> Directions:
Please copy every line from the records below that contains the string "structure".

> Listed entries:

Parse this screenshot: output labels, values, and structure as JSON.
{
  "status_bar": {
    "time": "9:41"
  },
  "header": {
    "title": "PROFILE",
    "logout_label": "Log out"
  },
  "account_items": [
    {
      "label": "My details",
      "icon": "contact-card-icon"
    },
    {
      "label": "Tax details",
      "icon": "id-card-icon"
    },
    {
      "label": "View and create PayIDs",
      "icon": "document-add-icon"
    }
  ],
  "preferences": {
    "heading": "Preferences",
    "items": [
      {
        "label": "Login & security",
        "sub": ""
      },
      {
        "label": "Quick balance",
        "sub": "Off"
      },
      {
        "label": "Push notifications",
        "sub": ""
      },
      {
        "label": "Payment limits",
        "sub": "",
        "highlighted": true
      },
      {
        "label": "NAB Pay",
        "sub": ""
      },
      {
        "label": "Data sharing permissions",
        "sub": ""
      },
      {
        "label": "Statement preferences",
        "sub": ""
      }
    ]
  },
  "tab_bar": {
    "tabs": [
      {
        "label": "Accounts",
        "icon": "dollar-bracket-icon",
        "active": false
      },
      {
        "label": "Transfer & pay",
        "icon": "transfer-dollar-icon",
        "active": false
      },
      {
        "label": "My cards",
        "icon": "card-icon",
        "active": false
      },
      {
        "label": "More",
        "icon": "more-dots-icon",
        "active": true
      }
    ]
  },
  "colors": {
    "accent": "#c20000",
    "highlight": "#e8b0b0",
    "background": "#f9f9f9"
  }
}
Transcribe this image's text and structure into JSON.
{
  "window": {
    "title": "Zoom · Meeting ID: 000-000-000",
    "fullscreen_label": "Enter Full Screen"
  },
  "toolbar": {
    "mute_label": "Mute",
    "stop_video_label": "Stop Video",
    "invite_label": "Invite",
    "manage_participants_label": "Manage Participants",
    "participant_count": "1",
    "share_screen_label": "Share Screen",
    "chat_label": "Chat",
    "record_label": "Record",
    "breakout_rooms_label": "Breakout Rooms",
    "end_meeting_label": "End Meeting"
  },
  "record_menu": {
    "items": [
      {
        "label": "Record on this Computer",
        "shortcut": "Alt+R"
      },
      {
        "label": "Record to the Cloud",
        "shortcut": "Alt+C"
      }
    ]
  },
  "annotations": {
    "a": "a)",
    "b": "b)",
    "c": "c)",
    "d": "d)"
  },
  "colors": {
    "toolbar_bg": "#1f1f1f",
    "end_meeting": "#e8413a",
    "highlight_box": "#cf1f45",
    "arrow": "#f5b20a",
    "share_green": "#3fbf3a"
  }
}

> Finished task:
Parse this screenshot: output labels, values, and structure as JSON.
Transcribe this image's text and structure into JSON.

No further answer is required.